The next offensive breakdown came with 10 minutes left. Again, the Redskins were on the move. Now the score was 23-17. On third and five, Theismann hit tight end Don Warren over the middle for an eight-yard gain to Dallas' five.
But Warren was penalized for offensive pass interference, moving the ball back to the 24. One play later, Moseley attempted a 31-yard field goal that could have given the Redskins a 26-17 lead.
But Moseley missed. His miss was as crucial as it was unusual. In 10 years with the Redskins, he has made 110 of 134 field goal attempts--82 percent--from inside the 40.
The two special teams breakdowns also were penalties. First, linebacker Stuart Anderson was caught blocking illegally on a second-quarter kickoff return that left the Redskins on their 13, nullifying Mike Nelms' 24-yard return. Nelms also dazzled the Cowboys with five punt returns for 74 yards.
The second came after Dallas had marched 80 yards in 12 plays, the last White's one-yard touchdown run that created a 23-23 tie with 2:25 left to play. (This drive was aided by linebacker Mel Kaufman's 15-yard penalty for spearing, which moved the ball to Washington's 35.)
As Rafael Septien kicked the extra point, for a 24-23 lead, rookie cornerback Darrell Green tried to block the ball. He missed and fell into holder Glenn Carano (Redskins coaches said films showed Green was blocked into Carano).
The Redskins were penalized five yards on the kickoff, which Septien put into the end zone for a touchback.

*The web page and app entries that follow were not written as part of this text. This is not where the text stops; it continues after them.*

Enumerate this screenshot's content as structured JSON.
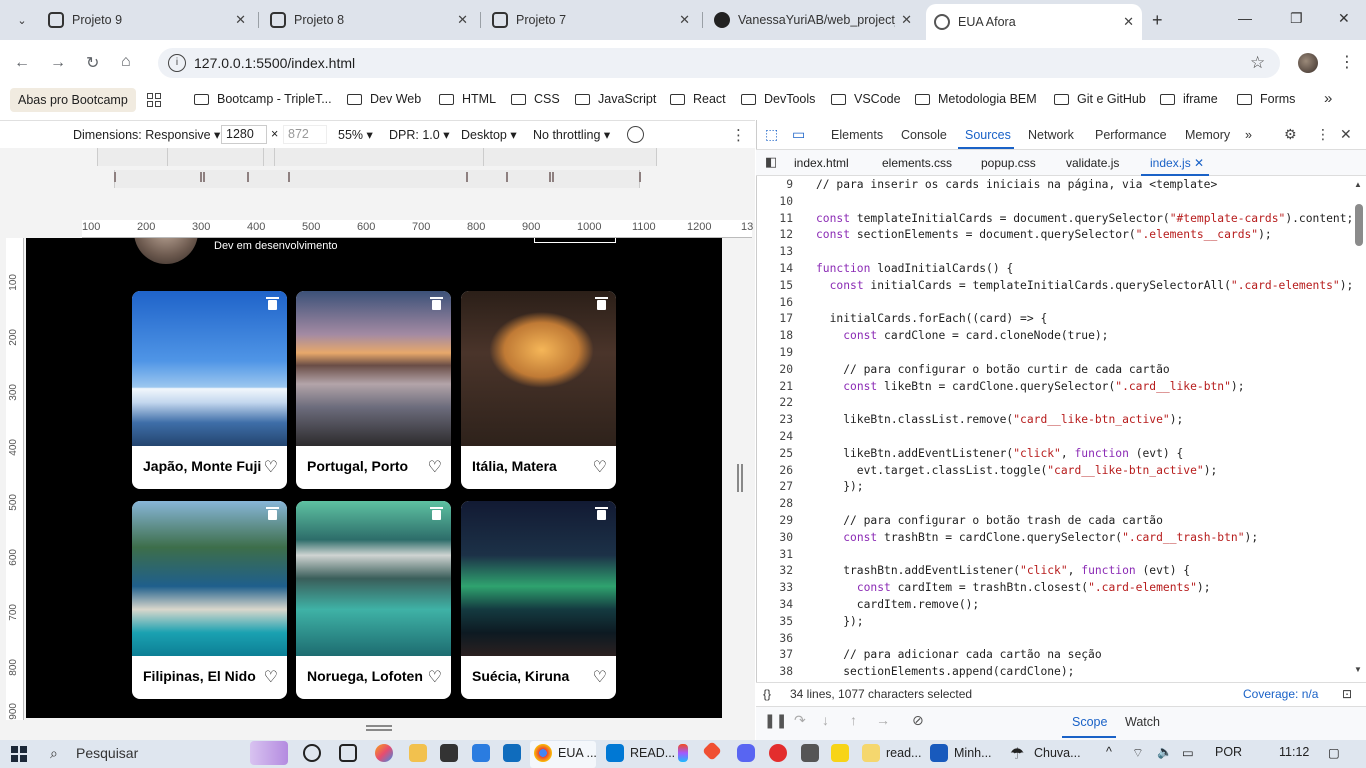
{
  "browser": {
    "tabs": [
      {
        "label": "Projeto 9",
        "icon": "page-icon"
      },
      {
        "label": "Projeto 8",
        "icon": "page-icon"
      },
      {
        "label": "Projeto 7",
        "icon": "page-icon"
      },
      {
        "label": "VanessaYuriAB/web_project_",
        "icon": "github-icon"
      },
      {
        "label": "EUA Afora",
        "icon": "globe-icon",
        "active": true
      }
    ],
    "new_tab": "+",
    "close_glyph": "✕",
    "url": "127.0.0.1:5500/index.html",
    "bookmarks": {
      "first": "Abas pro Bootcamp",
      "folders": [
        "Bootcamp - TripleT...",
        "Dev Web",
        "HTML",
        "CSS",
        "JavaScript",
        "React",
        "DevTools",
        "VSCode",
        "Metodologia BEM",
        "Git e GitHub",
        "iframe",
        "Forms"
      ],
      "more": "»"
    }
  },
  "device_toolbar": {
    "dimensions": "Dimensions: Responsive",
    "width": "1280",
    "times": "×",
    "height": "872",
    "zoom": "55%",
    "dpr": "DPR: 1.0",
    "mode": "Desktop",
    "throttle": "No throttling"
  },
  "ruler": {
    "horizontal": [
      "100",
      "200",
      "300",
      "400",
      "500",
      "600",
      "700",
      "800",
      "900",
      "1000",
      "1100",
      "1200",
      "13"
    ],
    "vertical": [
      "100",
      "200",
      "300",
      "400",
      "500",
      "600",
      "700",
      "800",
      "900"
    ]
  },
  "page": {
    "profile_description": "Dev em desenvolvimento",
    "cards": [
      {
        "title": "Japão, Monte Fuji"
      },
      {
        "title": "Portugal, Porto"
      },
      {
        "title": "Itália, Matera"
      },
      {
        "title": "Filipinas, El Nido"
      },
      {
        "title": "Noruega, Lofoten"
      },
      {
        "title": "Suécia, Kiruna"
      }
    ]
  },
  "devtools": {
    "tabs": [
      "Elements",
      "Console",
      "Sources",
      "Network",
      "Performance",
      "Memory"
    ],
    "active_tab": "Sources",
    "more": "»",
    "files": [
      "index.html",
      "elements.css",
      "popup.css",
      "validate.js",
      "index.js"
    ],
    "active_file": "index.js",
    "code": [
      {
        "n": "9",
        "t": "// para inserir os cards iniciais na página, via <template>"
      },
      {
        "n": "10",
        "t": ""
      },
      {
        "n": "11",
        "t": "const templateInitialCards = document.querySelector(\"#template-cards\").content;"
      },
      {
        "n": "12",
        "t": "const sectionElements = document.querySelector(\".elements__cards\");"
      },
      {
        "n": "13",
        "t": ""
      },
      {
        "n": "14",
        "t": "function loadInitialCards() {"
      },
      {
        "n": "15",
        "t": "  const initialCards = templateInitialCards.querySelectorAll(\".card-elements\");"
      },
      {
        "n": "16",
        "t": ""
      },
      {
        "n": "17",
        "t": "  initialCards.forEach((card) => {"
      },
      {
        "n": "18",
        "t": "    const cardClone = card.cloneNode(true);"
      },
      {
        "n": "19",
        "t": ""
      },
      {
        "n": "20",
        "t": "    // para configurar o botão curtir de cada cartão"
      },
      {
        "n": "21",
        "t": "    const likeBtn = cardClone.querySelector(\".card__like-btn\");"
      },
      {
        "n": "22",
        "t": ""
      },
      {
        "n": "23",
        "t": "    likeBtn.classList.remove(\"card__like-btn_active\");"
      },
      {
        "n": "24",
        "t": ""
      },
      {
        "n": "25",
        "t": "    likeBtn.addEventListener(\"click\", function (evt) {"
      },
      {
        "n": "26",
        "t": "      evt.target.classList.toggle(\"card__like-btn_active\");"
      },
      {
        "n": "27",
        "t": "    });"
      },
      {
        "n": "28",
        "t": ""
      },
      {
        "n": "29",
        "t": "    // para configurar o botão trash de cada cartão"
      },
      {
        "n": "30",
        "t": "    const trashBtn = cardClone.querySelector(\".card__trash-btn\");"
      },
      {
        "n": "31",
        "t": ""
      },
      {
        "n": "32",
        "t": "    trashBtn.addEventListener(\"click\", function (evt) {"
      },
      {
        "n": "33",
        "t": "      const cardItem = trashBtn.closest(\".card-elements\");"
      },
      {
        "n": "34",
        "t": "      cardItem.remove();"
      },
      {
        "n": "35",
        "t": "    });"
      },
      {
        "n": "36",
        "t": ""
      },
      {
        "n": "37",
        "t": "    // para adicionar cada cartão na seção"
      },
      {
        "n": "38",
        "t": "    sectionElements.append(cardClone);"
      }
    ],
    "status": {
      "selection": "34 lines, 1077 characters selected",
      "coverage": "Coverage: n/a",
      "braces": "{}"
    },
    "bottom_tabs": [
      "Scope",
      "Watch"
    ],
    "active_bottom_tab": "Scope"
  },
  "taskbar": {
    "search": "Pesquisar",
    "apps": [
      {
        "label": "EUA ...",
        "icon": "chrome-icon"
      },
      {
        "label": "READ...",
        "icon": "vscode-icon"
      },
      {
        "label": "read...",
        "icon": "notepad-icon"
      },
      {
        "label": "Minh...",
        "icon": "word-icon"
      }
    ],
    "weather": "Chuva...",
    "lang": "POR",
    "time": "11:12"
  },
  "colors": {
    "accent": "#1a62c7",
    "page_bg": "#000000",
    "tabstrip": "#dee3eb"
  }
}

"Those five yards made a difference," said Wayne Sevier, special teams coach. "It took Mike Nelms out of the play. And the way Mike was going . . . Sure, he might have taken the ball only to the 20, but he might have taken the ball to the 50."